Alberta's Provincial Historic Sites, Interpretive Centres and Museums
Father Lacombe Chapel

The Church

"Once in the midst of these deep-rooted spruce giants, I spoke to my companions: 'My children, we are about to fell these beautiful trees which will serve as lumber to build the Fathers’ residence and the House of God. Let us kneel and say a prayer and ask the Master to help us, and bless us."

Quote- James G. MacGregor, Father Lacombe

The first building erected in St. Albert was Father Lacombe Chapel. Upon Father Lacombe’s arrival in the April 1861, he and his Métis companions crossed to the south side of the Sturgeon River, where they felled spruce trees. The trees were hand-hewn into square timbers with a broad axe. The timbers were transported to the hill on the north side of the river and assembled using a post-on-sill method of construction (also known as Red River frame, Hudson’s Bay frame, or pièces sur pièces construction). A simple frame of long sill plates was placed at the base of the building. Vertical posts were mortised into the sill, and capped with a top plate. Then the horizontal timbers were slid into the grooved uprights. Once the main frame of the building was completed, the workers constructed a gable roof supported by rafters. A simple mortar of sand and lime was used to daub between the logs. Pitsawn boards were added to the front façade of the building to give the main face of the church a more finished appearance.

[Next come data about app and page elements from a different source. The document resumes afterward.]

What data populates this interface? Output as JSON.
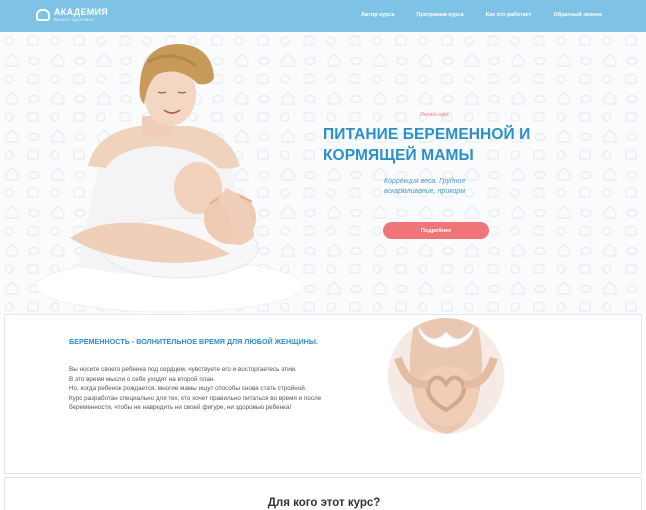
{
  "header": {
    "logo_title": "АКАДЕМИЯ",
    "logo_subtitle": "ВАШЕГО ЗДОРОВЬЯ",
    "nav": [
      "Автор курса",
      "Программа курса",
      "Как это работает",
      "Обратный звонок"
    ]
  },
  "hero": {
    "online_label": "Онлайн курс",
    "title": "ПИТАНИЕ БЕРЕМЕННОЙ И КОРМЯЩЕЙ МАМЫ",
    "subtitle": "Коррекция веса. Грудное вскармливание, прикорм",
    "cta_label": "Подробнее"
  },
  "intro": {
    "title": "БЕРЕМЕННОСТЬ - ВОЛНИТЕЛЬНОЕ ВРЕМЯ ДЛЯ ЛЮБОЙ ЖЕНЩИНЫ.",
    "paragraphs": [
      "Вы носите своего ребенка под сердцем, чувствуете его и восторгаетесь этим.",
      "В это время мысли о себе уходят на второй план.",
      "Но, когда ребенок рождается, многие мамы ищут способы снова стать стройной.",
      "Курс разработан специально для тех, кто хочет правильно питаться во время и после беременности, чтобы не навредить ни своей фигуре, ни здоровью ребенка!"
    ]
  },
  "audience": {
    "title": "Для кого этот курс?"
  },
  "colors": {
    "header_bg": "#7ec3e6",
    "accent_blue": "#2b8fc9",
    "cta": "#f07478",
    "online_label": "#f07d7d"
  }
}
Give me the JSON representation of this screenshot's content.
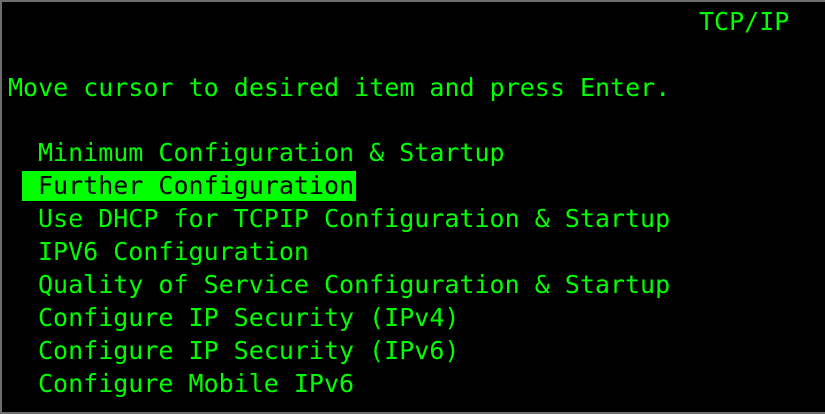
{
  "screen": {
    "title": "TCP/IP",
    "instruction": "Move cursor to desired item and press Enter."
  },
  "menu": {
    "items": [
      {
        "label": "Minimum Configuration & Startup",
        "selected": false
      },
      {
        "label": "Further Configuration",
        "selected": true
      },
      {
        "label": "Use DHCP for TCPIP Configuration & Startup",
        "selected": false
      },
      {
        "label": "IPV6 Configuration",
        "selected": false
      },
      {
        "label": "Quality of Service Configuration & Startup",
        "selected": false
      },
      {
        "label": "Configure IP Security (IPv4)",
        "selected": false
      },
      {
        "label": "Configure IP Security (IPv6)",
        "selected": false
      },
      {
        "label": "Configure Mobile IPv6",
        "selected": false
      }
    ]
  },
  "colors": {
    "background": "#000000",
    "text": "#00ff00",
    "highlight_bg": "#00ff00",
    "highlight_text": "#000000"
  }
}
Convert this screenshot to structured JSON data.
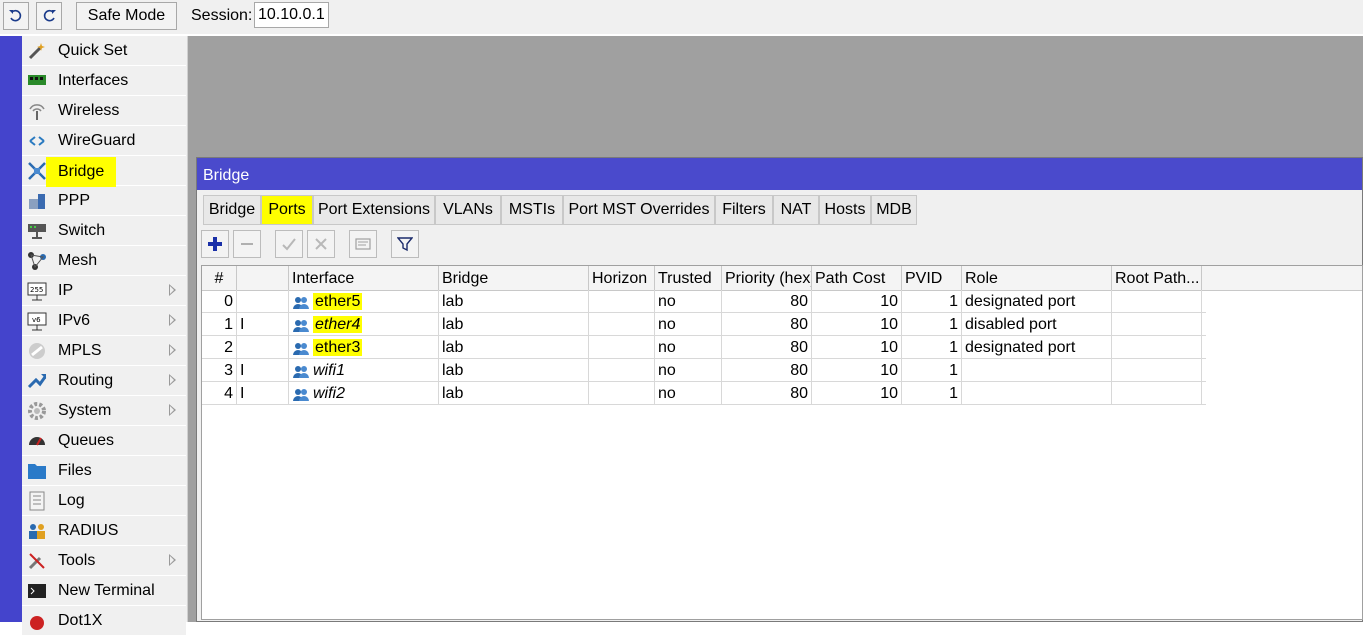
{
  "toolbar": {
    "undo_icon": "undo-icon",
    "redo_icon": "redo-icon",
    "safe_mode_label": "Safe Mode",
    "session_label": "Session:",
    "session_value": "10.10.0.1"
  },
  "menu": {
    "items": [
      {
        "label": "Quick Set",
        "icon": "wand-icon",
        "submenu": false
      },
      {
        "label": "Interfaces",
        "icon": "interfaces-icon",
        "submenu": false
      },
      {
        "label": "Wireless",
        "icon": "wireless-icon",
        "submenu": false
      },
      {
        "label": "WireGuard",
        "icon": "wireguard-icon",
        "submenu": false
      },
      {
        "label": "Bridge",
        "icon": "bridge-icon",
        "submenu": false,
        "highlighted": true
      },
      {
        "label": "PPP",
        "icon": "ppp-icon",
        "submenu": false
      },
      {
        "label": "Switch",
        "icon": "switch-icon",
        "submenu": false
      },
      {
        "label": "Mesh",
        "icon": "mesh-icon",
        "submenu": false
      },
      {
        "label": "IP",
        "icon": "ip-icon",
        "submenu": true
      },
      {
        "label": "IPv6",
        "icon": "ipv6-icon",
        "submenu": true
      },
      {
        "label": "MPLS",
        "icon": "mpls-icon",
        "submenu": true
      },
      {
        "label": "Routing",
        "icon": "routing-icon",
        "submenu": true
      },
      {
        "label": "System",
        "icon": "gear-icon",
        "submenu": true
      },
      {
        "label": "Queues",
        "icon": "queues-icon",
        "submenu": false
      },
      {
        "label": "Files",
        "icon": "folder-icon",
        "submenu": false
      },
      {
        "label": "Log",
        "icon": "log-icon",
        "submenu": false
      },
      {
        "label": "RADIUS",
        "icon": "radius-icon",
        "submenu": false
      },
      {
        "label": "Tools",
        "icon": "tools-icon",
        "submenu": true
      },
      {
        "label": "New Terminal",
        "icon": "terminal-icon",
        "submenu": false
      },
      {
        "label": "Dot1X",
        "icon": "dot1x-icon",
        "submenu": false
      }
    ]
  },
  "window": {
    "title": "Bridge",
    "tabs": [
      "Bridge",
      "Ports",
      "Port Extensions",
      "VLANs",
      "MSTIs",
      "Port MST Overrides",
      "Filters",
      "NAT",
      "Hosts",
      "MDB"
    ],
    "active_tab": "Ports",
    "tools": [
      "add-icon",
      "remove-icon",
      "enable-icon",
      "disable-icon",
      "comment-icon",
      "filter-icon"
    ]
  },
  "table": {
    "columns": [
      "#",
      "",
      "Interface",
      "Bridge",
      "Horizon",
      "Trusted",
      "Priority (hex)",
      "Path Cost",
      "PVID",
      "Role",
      "Root Path..."
    ],
    "rows": [
      {
        "num": "0",
        "flag": "",
        "interface": "ether5",
        "bridge": "lab",
        "horizon": "",
        "trusted": "no",
        "priority": "80",
        "path_cost": "10",
        "pvid": "1",
        "role": "designated port",
        "root_path": "",
        "italic": false,
        "highlight": true
      },
      {
        "num": "1",
        "flag": "I",
        "interface": "ether4",
        "bridge": "lab",
        "horizon": "",
        "trusted": "no",
        "priority": "80",
        "path_cost": "10",
        "pvid": "1",
        "role": "disabled port",
        "root_path": "",
        "italic": true,
        "highlight": true
      },
      {
        "num": "2",
        "flag": "",
        "interface": "ether3",
        "bridge": "lab",
        "horizon": "",
        "trusted": "no",
        "priority": "80",
        "path_cost": "10",
        "pvid": "1",
        "role": "designated port",
        "root_path": "",
        "italic": false,
        "highlight": true
      },
      {
        "num": "3",
        "flag": "I",
        "interface": "wifi1",
        "bridge": "lab",
        "horizon": "",
        "trusted": "no",
        "priority": "80",
        "path_cost": "10",
        "pvid": "1",
        "role": "",
        "root_path": "",
        "italic": true,
        "highlight": false
      },
      {
        "num": "4",
        "flag": "I",
        "interface": "wifi2",
        "bridge": "lab",
        "horizon": "",
        "trusted": "no",
        "priority": "80",
        "path_cost": "10",
        "pvid": "1",
        "role": "",
        "root_path": "",
        "italic": true,
        "highlight": false
      }
    ]
  },
  "colors": {
    "title_bar": "#4a4acc",
    "highlight": "#ffff00",
    "workspace": "#a0a0a0",
    "left_strip": "#4444cc"
  }
}
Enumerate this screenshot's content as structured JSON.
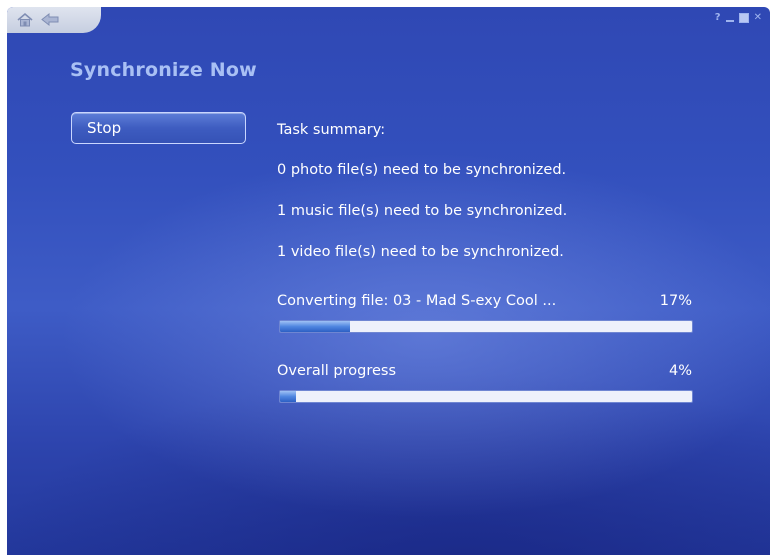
{
  "window": {
    "title": "Synchronize Now"
  },
  "titlebar": {
    "icons": [
      "home-icon",
      "back-icon",
      "help-icon",
      "minimize-icon",
      "maximize-icon",
      "close-icon"
    ],
    "help_glyph": "?",
    "close_glyph": "✕"
  },
  "sidebar": {
    "stop_label": "Stop"
  },
  "summary": {
    "heading": "Task summary:",
    "lines": [
      "0 photo file(s) need to be synchronized.",
      "1 music file(s) need to be synchronized.",
      "1 video file(s) need to be synchronized."
    ]
  },
  "progress": {
    "current": {
      "label": "Converting file: 03 - Mad S-exy Cool ...",
      "percent_text": "17%",
      "value": 0.17
    },
    "overall": {
      "label": "Overall progress",
      "percent_text": "4%",
      "value": 0.04
    }
  },
  "colors": {
    "background": "#3350bd",
    "title": "#a9c0f4",
    "text": "#ffffff",
    "progress_fill": "#4f86e0",
    "progress_track": "#eef1fb"
  }
}
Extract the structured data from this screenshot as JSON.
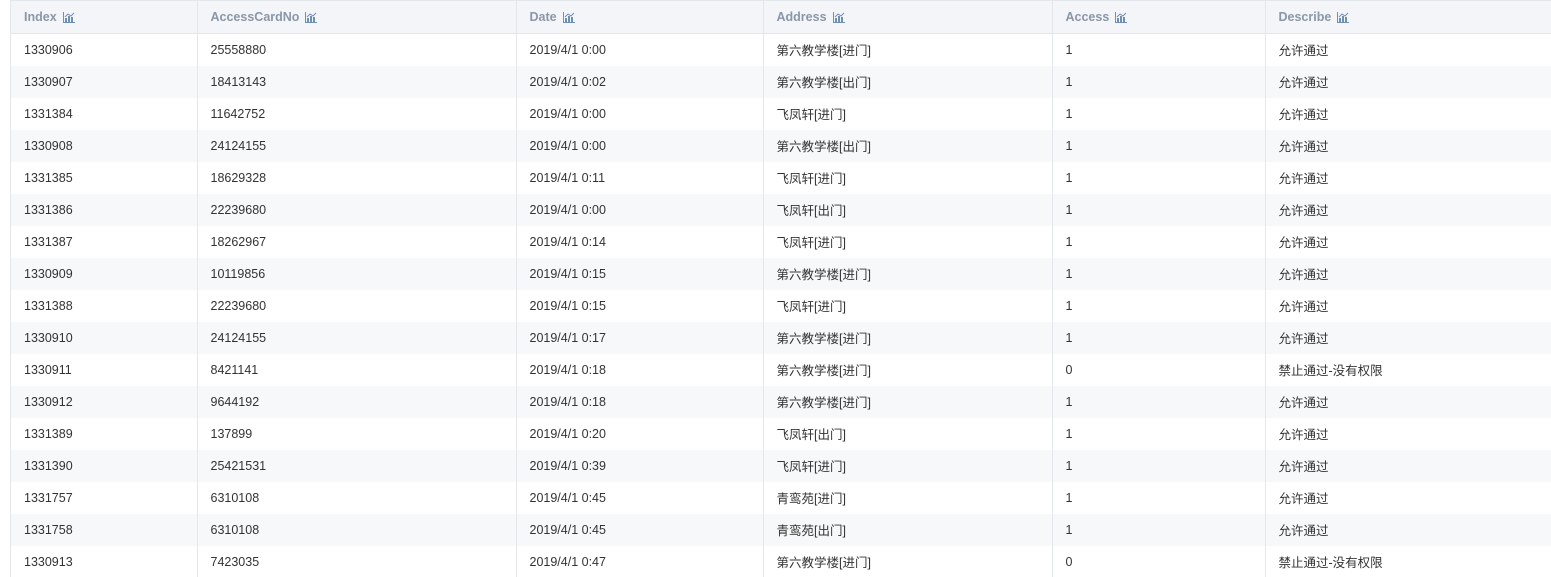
{
  "table": {
    "columns": [
      {
        "label": "Index",
        "icon": "chart-icon"
      },
      {
        "label": "AccessCardNo",
        "icon": "chart-icon"
      },
      {
        "label": "Date",
        "icon": "chart-icon"
      },
      {
        "label": "Address",
        "icon": "chart-icon"
      },
      {
        "label": "Access",
        "icon": "chart-icon"
      },
      {
        "label": "Describe",
        "icon": "chart-icon"
      }
    ],
    "rows": [
      [
        "1330906",
        "25558880",
        "2019/4/1 0:00",
        "第六教学楼[进门]",
        "1",
        "允许通过"
      ],
      [
        "1330907",
        "18413143",
        "2019/4/1 0:02",
        "第六教学楼[出门]",
        "1",
        "允许通过"
      ],
      [
        "1331384",
        "11642752",
        "2019/4/1 0:00",
        "飞凤轩[进门]",
        "1",
        "允许通过"
      ],
      [
        "1330908",
        "24124155",
        "2019/4/1 0:00",
        "第六教学楼[出门]",
        "1",
        "允许通过"
      ],
      [
        "1331385",
        "18629328",
        "2019/4/1 0:11",
        "飞凤轩[进门]",
        "1",
        "允许通过"
      ],
      [
        "1331386",
        "22239680",
        "2019/4/1 0:00",
        "飞凤轩[出门]",
        "1",
        "允许通过"
      ],
      [
        "1331387",
        "18262967",
        "2019/4/1 0:14",
        "飞凤轩[进门]",
        "1",
        "允许通过"
      ],
      [
        "1330909",
        "10119856",
        "2019/4/1 0:15",
        "第六教学楼[进门]",
        "1",
        "允许通过"
      ],
      [
        "1331388",
        "22239680",
        "2019/4/1 0:15",
        "飞凤轩[进门]",
        "1",
        "允许通过"
      ],
      [
        "1330910",
        "24124155",
        "2019/4/1 0:17",
        "第六教学楼[进门]",
        "1",
        "允许通过"
      ],
      [
        "1330911",
        "8421141",
        "2019/4/1 0:18",
        "第六教学楼[进门]",
        "0",
        "禁止通过-没有权限"
      ],
      [
        "1330912",
        "9644192",
        "2019/4/1 0:18",
        "第六教学楼[进门]",
        "1",
        "允许通过"
      ],
      [
        "1331389",
        "137899",
        "2019/4/1 0:20",
        "飞凤轩[出门]",
        "1",
        "允许通过"
      ],
      [
        "1331390",
        "25421531",
        "2019/4/1 0:39",
        "飞凤轩[进门]",
        "1",
        "允许通过"
      ],
      [
        "1331757",
        "6310108",
        "2019/4/1 0:45",
        "青鸾苑[进门]",
        "1",
        "允许通过"
      ],
      [
        "1331758",
        "6310108",
        "2019/4/1 0:45",
        "青鸾苑[出门]",
        "1",
        "允许通过"
      ],
      [
        "1330913",
        "7423035",
        "2019/4/1 0:47",
        "第六教学楼[进门]",
        "0",
        "禁止通过-没有权限"
      ]
    ]
  },
  "colors": {
    "header_text": "#8a97a8",
    "header_bg": "#f3f5f8",
    "icon_color": "#6f8fb5",
    "row_alt_bg": "#f7f8fa",
    "cell_text": "#333333",
    "border": "#e3e6ea"
  }
}
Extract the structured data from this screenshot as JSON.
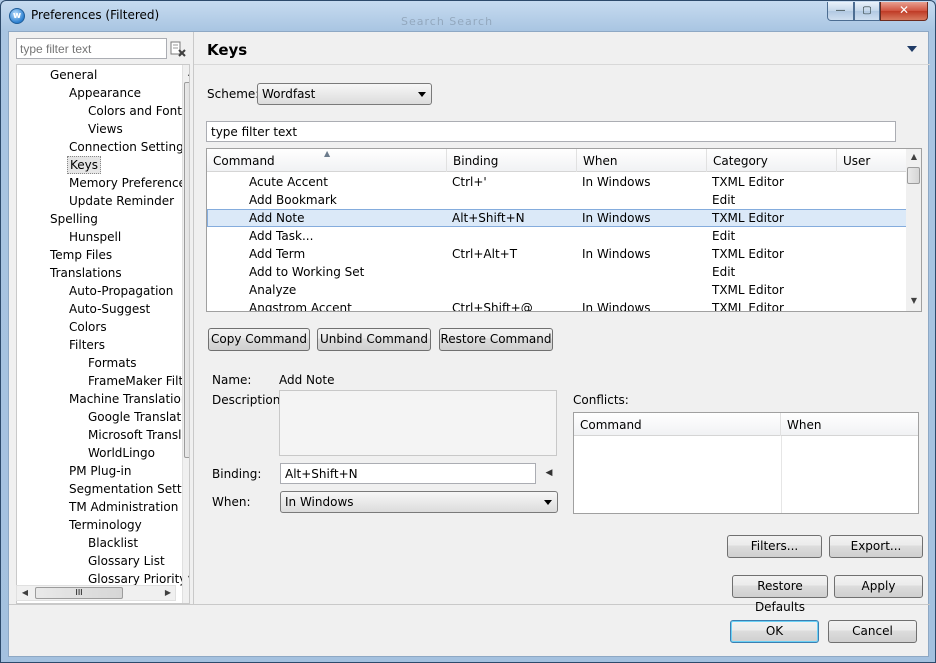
{
  "window": {
    "title": "Preferences (Filtered)",
    "ghost_title": "Search Search",
    "controls": {
      "minimize": "—",
      "maximize": "▢",
      "close": "✕"
    }
  },
  "left": {
    "filter_placeholder": "type filter text",
    "tree": [
      {
        "label": "General",
        "level": 0
      },
      {
        "label": "Appearance",
        "level": 1
      },
      {
        "label": "Colors and Fonts",
        "level": 2
      },
      {
        "label": "Views",
        "level": 2
      },
      {
        "label": "Connection Settings",
        "level": 1
      },
      {
        "label": "Keys",
        "level": 1,
        "selected": true
      },
      {
        "label": "Memory Preferences",
        "level": 1
      },
      {
        "label": "Update Reminder",
        "level": 1
      },
      {
        "label": "Spelling",
        "level": 0
      },
      {
        "label": "Hunspell",
        "level": 1
      },
      {
        "label": "Temp Files",
        "level": 0
      },
      {
        "label": "Translations",
        "level": 0
      },
      {
        "label": "Auto-Propagation",
        "level": 1
      },
      {
        "label": "Auto-Suggest",
        "level": 1
      },
      {
        "label": "Colors",
        "level": 1
      },
      {
        "label": "Filters",
        "level": 1
      },
      {
        "label": "Formats",
        "level": 2
      },
      {
        "label": "FrameMaker Filter",
        "level": 2
      },
      {
        "label": "Machine Translation",
        "level": 1
      },
      {
        "label": "Google Translate",
        "level": 2
      },
      {
        "label": "Microsoft Translat",
        "level": 2
      },
      {
        "label": "WorldLingo",
        "level": 2
      },
      {
        "label": "PM Plug-in",
        "level": 1
      },
      {
        "label": "Segmentation Setting",
        "level": 1
      },
      {
        "label": "TM Administration",
        "level": 1
      },
      {
        "label": "Terminology",
        "level": 1
      },
      {
        "label": "Blacklist",
        "level": 2
      },
      {
        "label": "Glossary List",
        "level": 2
      },
      {
        "label": "Glossary Priority",
        "level": 2
      }
    ],
    "hscroll_grip": "III"
  },
  "keys": {
    "title": "Keys",
    "scheme_label": "Scheme:",
    "scheme_value": "Wordfast",
    "filter_value": "type filter text",
    "columns": [
      "Command",
      "Binding",
      "When",
      "Category",
      "User"
    ],
    "rows": [
      {
        "command": "Acute Accent",
        "binding": "Ctrl+'",
        "when": "In Windows",
        "category": "TXML Editor",
        "user": ""
      },
      {
        "command": "Add Bookmark",
        "binding": "",
        "when": "",
        "category": "Edit",
        "user": ""
      },
      {
        "command": "Add Note",
        "binding": "Alt+Shift+N",
        "when": "In Windows",
        "category": "TXML Editor",
        "user": "",
        "selected": true
      },
      {
        "command": "Add Task...",
        "binding": "",
        "when": "",
        "category": "Edit",
        "user": ""
      },
      {
        "command": "Add Term",
        "binding": "Ctrl+Alt+T",
        "when": "In Windows",
        "category": "TXML Editor",
        "user": ""
      },
      {
        "command": "Add to Working Set",
        "binding": "",
        "when": "",
        "category": "Edit",
        "user": ""
      },
      {
        "command": "Analyze",
        "binding": "",
        "when": "",
        "category": "TXML Editor",
        "user": ""
      },
      {
        "command": "Angstrom Accent",
        "binding": "Ctrl+Shift+@",
        "when": "In Windows",
        "category": "TXML Editor",
        "user": ""
      }
    ],
    "buttons": {
      "copy": "Copy Command",
      "unbind": "Unbind Command",
      "restore": "Restore Command"
    },
    "name_label": "Name:",
    "name_value": "Add Note",
    "description_label": "Description:",
    "binding_label": "Binding:",
    "binding_value": "Alt+Shift+N",
    "when_label": "When:",
    "when_value": "In Windows",
    "conflicts_label": "Conflicts:",
    "conflict_columns": [
      "Command",
      "When"
    ],
    "filters_button": "Filters...",
    "export_button": "Export..."
  },
  "footer": {
    "restore_defaults": "Restore Defaults",
    "apply": "Apply",
    "ok": "OK",
    "cancel": "Cancel"
  }
}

The Father Lacombe Chapel is an excellent example of early settlement architecture. The post-on-sill method of construction was common in fur trade posts and in French-Canadian and Métis communities. This method required few tools and resulted in simple, durable buildings that could be adapted for a variety of uses. The use of this construction method and the situation of the church on a former river lot speak to the French-Canadian and Métis heritage of the church. Its simplicity and its similarity to fur trade buildings embodies the practicality of early western Canadian missionaries, who often eschewed architectural sophistication in favour of thrift, utility, and speed of construction.




Last reviewed/revised: March 18, 2016
First Chapel / Cathedral

First Chapel / Cathedral – Fathers A. Blanchet, omi, A. LeCorre, omi (seated) and V. Ladet, omi, [1920s].
Photo: Missionary Oblates, Grandin Collection at the Provincial Archives of Alberta, OB1739

Interior of the first church in St. Albert

Interior of the first church in St. Albert, 1928. Photographer: A. Philippot, omi.
Photo: Missionary Oblates, Grandin Collection at the Provincial Archives of Alberta, OB1742

Post on sill construction.
Photo: Alberta Culture, Historic Resources Management Branch, PoS1